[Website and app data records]
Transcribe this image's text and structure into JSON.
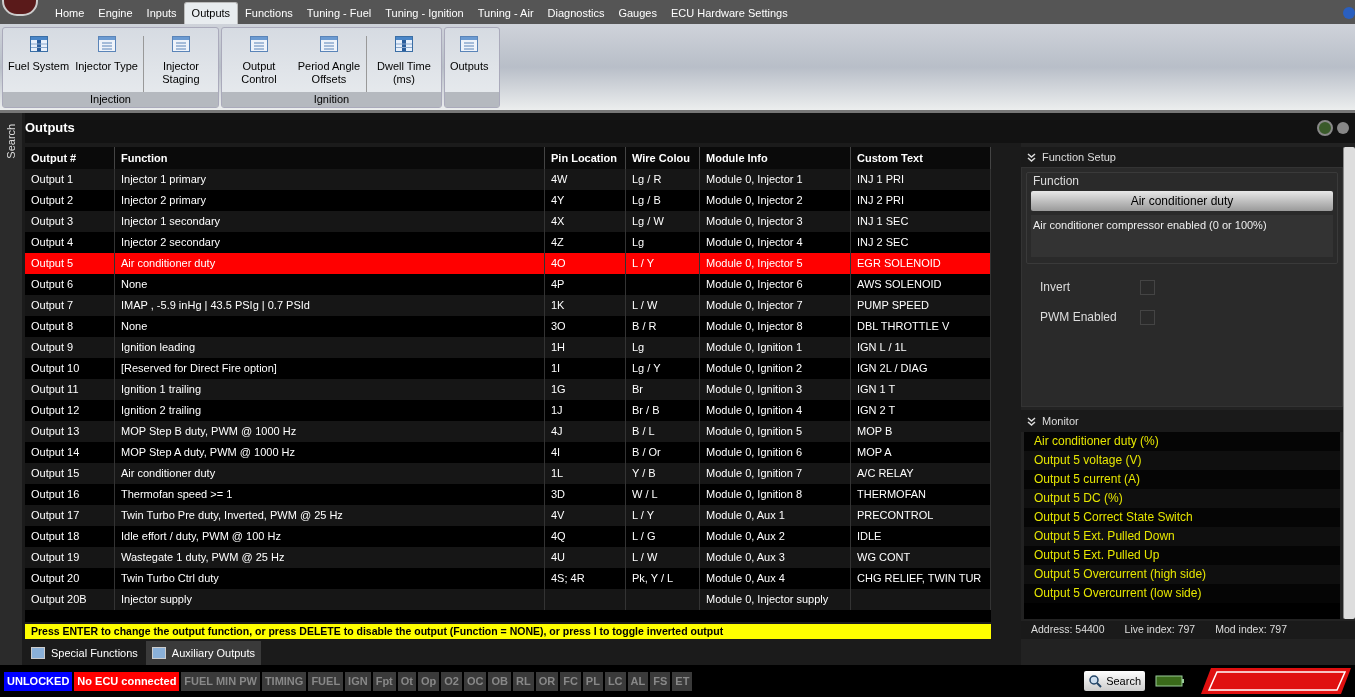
{
  "menu_tabs": [
    {
      "label": "Home",
      "selected": false
    },
    {
      "label": "Engine",
      "selected": false
    },
    {
      "label": "Inputs",
      "selected": false
    },
    {
      "label": "Outputs",
      "selected": true
    },
    {
      "label": "Functions",
      "selected": false
    },
    {
      "label": "Tuning - Fuel",
      "selected": false
    },
    {
      "label": "Tuning - Ignition",
      "selected": false
    },
    {
      "label": "Tuning - Air",
      "selected": false
    },
    {
      "label": "Diagnostics",
      "selected": false
    },
    {
      "label": "Gauges",
      "selected": false
    },
    {
      "label": "ECU Hardware Settings",
      "selected": false
    }
  ],
  "ribbon": [
    {
      "label": "Injection",
      "buttons": [
        {
          "label": "Fuel System",
          "kind": "grid"
        },
        {
          "label": "Injector Type",
          "kind": "list"
        },
        {
          "label": "Injector Staging",
          "kind": "list",
          "separated": true
        }
      ]
    },
    {
      "label": "Ignition",
      "buttons": [
        {
          "label": "Output Control",
          "kind": "list"
        },
        {
          "label": "Period Angle Offsets",
          "kind": "list"
        },
        {
          "label": "Dwell Time (ms)",
          "kind": "grid",
          "separated": true
        }
      ]
    },
    {
      "buttons": [
        {
          "label": "Outputs",
          "kind": "list"
        }
      ]
    }
  ],
  "side_tab": "Search",
  "panel_title": "Outputs",
  "table": {
    "columns": [
      "Output #",
      "Function",
      "Pin Location",
      "Wire Colou",
      "Module Info",
      "Custom Text"
    ],
    "rows": [
      {
        "cells": [
          "Output 1",
          "Injector 1 primary",
          "4W",
          "Lg / R",
          "Module 0, Injector 1",
          "INJ 1 PRI"
        ],
        "selected": false
      },
      {
        "cells": [
          "Output 2",
          "Injector 2 primary",
          "4Y",
          "Lg / B",
          "Module 0, Injector 2",
          "INJ 2 PRI"
        ],
        "selected": false
      },
      {
        "cells": [
          "Output 3",
          "Injector 1 secondary",
          "4X",
          "Lg / W",
          "Module 0, Injector 3",
          "INJ 1 SEC"
        ],
        "selected": false
      },
      {
        "cells": [
          "Output 4",
          "Injector 2 secondary",
          "4Z",
          "Lg",
          "Module 0, Injector 4",
          "INJ 2 SEC"
        ],
        "selected": false
      },
      {
        "cells": [
          "Output 5",
          "Air conditioner duty",
          "4O",
          "L / Y",
          "Module 0, Injector 5",
          "EGR SOLENOID"
        ],
        "selected": true
      },
      {
        "cells": [
          "Output 6",
          "None",
          "4P",
          "",
          "Module 0, Injector 6",
          "AWS SOLENOID"
        ],
        "selected": false
      },
      {
        "cells": [
          "Output 7",
          "IMAP , -5.9 inHg | 43.5 PSIg | 0.7 PSId",
          "1K",
          "L / W",
          "Module 0, Injector 7",
          "PUMP SPEED"
        ],
        "selected": false
      },
      {
        "cells": [
          "Output 8",
          "None",
          "3O",
          "B / R",
          "Module 0, Injector 8",
          "DBL THROTTLE V"
        ],
        "selected": false
      },
      {
        "cells": [
          "Output 9",
          "Ignition leading",
          "1H",
          "Lg",
          "Module 0, Ignition 1",
          "IGN L / 1L"
        ],
        "selected": false
      },
      {
        "cells": [
          "Output 10",
          "[Reserved for Direct Fire option]",
          "1I",
          "Lg / Y",
          "Module 0, Ignition 2",
          "IGN 2L / DIAG"
        ],
        "selected": false
      },
      {
        "cells": [
          "Output 11",
          "Ignition 1 trailing",
          "1G",
          "Br",
          "Module 0, Ignition 3",
          "IGN 1 T"
        ],
        "selected": false
      },
      {
        "cells": [
          "Output 12",
          "Ignition 2 trailing",
          "1J",
          "Br / B",
          "Module 0, Ignition 4",
          "IGN 2 T"
        ],
        "selected": false
      },
      {
        "cells": [
          "Output 13",
          "MOP Step B duty, PWM @ 1000 Hz",
          "4J",
          "B / L",
          "Module 0, Ignition 5",
          "MOP B"
        ],
        "selected": false
      },
      {
        "cells": [
          "Output 14",
          "MOP Step A duty, PWM @ 1000 Hz",
          "4I",
          "B / Or",
          "Module 0, Ignition 6",
          "MOP A"
        ],
        "selected": false
      },
      {
        "cells": [
          "Output 15",
          "Air conditioner duty",
          "1L",
          "Y / B",
          "Module 0, Ignition 7",
          "A/C RELAY"
        ],
        "selected": false
      },
      {
        "cells": [
          "Output 16",
          "Thermofan speed >= 1",
          "3D",
          "W / L",
          "Module 0, Ignition 8",
          "THERMOFAN"
        ],
        "selected": false
      },
      {
        "cells": [
          "Output 17",
          "Twin Turbo Pre duty, Inverted, PWM @ 25 Hz",
          "4V",
          "L / Y",
          "Module 0, Aux 1",
          "PRECONTROL"
        ],
        "selected": false
      },
      {
        "cells": [
          "Output 18",
          "Idle effort / duty, PWM @ 100 Hz",
          "4Q",
          "L / G",
          "Module 0, Aux 2",
          "IDLE"
        ],
        "selected": false
      },
      {
        "cells": [
          "Output 19",
          "Wastegate 1 duty, PWM @ 25 Hz",
          "4U",
          "L / W",
          "Module 0, Aux 3",
          "WG CONT"
        ],
        "selected": false
      },
      {
        "cells": [
          "Output 20",
          "Twin Turbo Ctrl duty",
          "4S; 4R",
          "Pk, Y / L",
          "Module 0, Aux 4",
          "CHG RELIEF, TWIN TUR"
        ],
        "selected": false
      },
      {
        "cells": [
          "Output 20B",
          "Injector supply",
          "",
          "",
          "Module 0, Injector supply",
          ""
        ],
        "selected": false
      }
    ]
  },
  "hint": "Press ENTER to change the output function, or press DELETE to disable the output (Function = NONE), or press I to toggle inverted output",
  "bottom_tabs": [
    {
      "label": "Special Functions",
      "selected": false
    },
    {
      "label": "Auxiliary Outputs",
      "selected": true
    }
  ],
  "function_setup": {
    "title": "Function Setup",
    "group": "Function",
    "button": "Air conditioner duty",
    "description": "Air conditioner compressor enabled (0 or 100%)",
    "options": [
      {
        "label": "Invert",
        "checked": false
      },
      {
        "label": "PWM Enabled",
        "checked": false
      }
    ]
  },
  "monitor": {
    "title": "Monitor",
    "items": [
      "Air conditioner duty (%)",
      "Output 5 voltage (V)",
      "Output 5 current (A)",
      "Output 5  DC (%)",
      "Output 5 Correct State Switch",
      "Output 5 Ext. Pulled Down",
      "Output 5 Ext. Pulled Up",
      "Output 5  Overcurrent (high side)",
      "Output 5  Overcurrent (low side)"
    ]
  },
  "address_bar": [
    "Address: 54400",
    "Live index: 797",
    "Mod index: 797"
  ],
  "status_tags": [
    {
      "label": "UNLOCKED",
      "color": "#0000ff"
    },
    {
      "label": "No ECU connected",
      "color": "#ff0000"
    },
    {
      "label": "FUEL MIN PW",
      "color": "#3a3a3a"
    },
    {
      "label": "TIMING",
      "color": "#3a3a3a"
    },
    {
      "label": "FUEL",
      "color": "#3a3a3a"
    },
    {
      "label": "IGN",
      "color": "#3a3a3a"
    },
    {
      "label": "Fpt",
      "color": "#3a3a3a"
    },
    {
      "label": "Ot",
      "color": "#3a3a3a"
    },
    {
      "label": "Op",
      "color": "#3a3a3a"
    },
    {
      "label": "O2",
      "color": "#3a3a3a"
    },
    {
      "label": "OC",
      "color": "#3a3a3a"
    },
    {
      "label": "OB",
      "color": "#3a3a3a"
    },
    {
      "label": "RL",
      "color": "#3a3a3a"
    },
    {
      "label": "OR",
      "color": "#3a3a3a"
    },
    {
      "label": "FC",
      "color": "#3a3a3a"
    },
    {
      "label": "PL",
      "color": "#3a3a3a"
    },
    {
      "label": "LC",
      "color": "#3a3a3a"
    },
    {
      "label": "AL",
      "color": "#3a3a3a"
    },
    {
      "label": "FS",
      "color": "#3a3a3a"
    },
    {
      "label": "ET",
      "color": "#3a3a3a"
    }
  ],
  "search_button": "Search"
}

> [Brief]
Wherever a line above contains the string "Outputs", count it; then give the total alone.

> [Reply]
4